M&S set for first loss in its history as a public company

Marks & Spencer expected to crash to first loss in its history as a public company with half-year results

Marks & Spencer is expected to crash to the first loss in its history as a public company on Wednesday, when it reports its half-year results. 

Analysts predict the 136-yearold retailer, which became a listed company in 1926, has swung from a £176m profit to a £59m loss during the six months to September 26. 

Researchers at JPMorgan predict it could have dived as much as £95m into the red. 

The High Street stalwart and its rivals have been battered by the coronavirus crisis in 2020, with the pandemic forcing it to close stores and make staff redundant. 

It is expected to post a brutal 41 per cent drop in like-for-like sales of clothing and home products this week, with even like-for-like sales of food only up 0.3 per cent over the period. The half-year loss underlines the devastating impact of the Covid-19 crisis on the retail industry. 

M&S had even managed to make a profit during the Second World War, when 100 of its shops were bombed and 16 destroyed entirely. 

In recent years, the firm has been slower than rivals to embrace online shopping and only this year launched a tie-up with Ocado for deliveries. 

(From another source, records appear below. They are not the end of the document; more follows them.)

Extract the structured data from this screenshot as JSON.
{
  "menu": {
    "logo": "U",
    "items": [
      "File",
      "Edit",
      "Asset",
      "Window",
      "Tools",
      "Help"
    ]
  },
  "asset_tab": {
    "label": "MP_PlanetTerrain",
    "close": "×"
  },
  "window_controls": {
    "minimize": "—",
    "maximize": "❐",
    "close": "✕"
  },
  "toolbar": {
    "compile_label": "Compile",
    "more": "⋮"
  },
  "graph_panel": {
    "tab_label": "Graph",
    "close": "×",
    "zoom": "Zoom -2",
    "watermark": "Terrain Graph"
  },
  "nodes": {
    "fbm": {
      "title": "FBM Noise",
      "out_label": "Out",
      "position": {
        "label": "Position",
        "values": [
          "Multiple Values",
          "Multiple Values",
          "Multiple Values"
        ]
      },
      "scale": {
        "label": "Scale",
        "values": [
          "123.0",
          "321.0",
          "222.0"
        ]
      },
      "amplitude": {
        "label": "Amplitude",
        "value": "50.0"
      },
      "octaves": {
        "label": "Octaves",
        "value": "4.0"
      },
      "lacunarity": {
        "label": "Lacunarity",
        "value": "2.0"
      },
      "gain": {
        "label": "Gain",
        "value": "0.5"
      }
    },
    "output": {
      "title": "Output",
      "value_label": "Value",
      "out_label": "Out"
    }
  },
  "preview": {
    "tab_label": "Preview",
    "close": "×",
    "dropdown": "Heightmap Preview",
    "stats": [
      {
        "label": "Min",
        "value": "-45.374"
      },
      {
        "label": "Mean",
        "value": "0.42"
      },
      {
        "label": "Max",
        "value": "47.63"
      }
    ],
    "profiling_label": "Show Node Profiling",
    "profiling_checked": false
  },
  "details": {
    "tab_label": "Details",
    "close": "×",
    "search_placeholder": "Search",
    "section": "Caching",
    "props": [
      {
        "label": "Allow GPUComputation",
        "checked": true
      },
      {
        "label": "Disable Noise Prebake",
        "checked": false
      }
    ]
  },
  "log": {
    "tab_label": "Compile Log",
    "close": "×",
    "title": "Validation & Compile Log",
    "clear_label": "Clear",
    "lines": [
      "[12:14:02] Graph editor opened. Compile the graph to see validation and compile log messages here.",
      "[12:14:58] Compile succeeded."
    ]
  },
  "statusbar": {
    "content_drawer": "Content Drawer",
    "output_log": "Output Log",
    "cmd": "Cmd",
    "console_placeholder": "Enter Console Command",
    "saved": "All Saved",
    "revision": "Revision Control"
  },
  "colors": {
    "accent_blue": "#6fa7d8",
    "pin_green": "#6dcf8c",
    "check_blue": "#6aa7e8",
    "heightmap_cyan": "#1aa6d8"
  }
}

Shares closed at 89.14p on Friday – just above the all-time low of 85p they hit in May.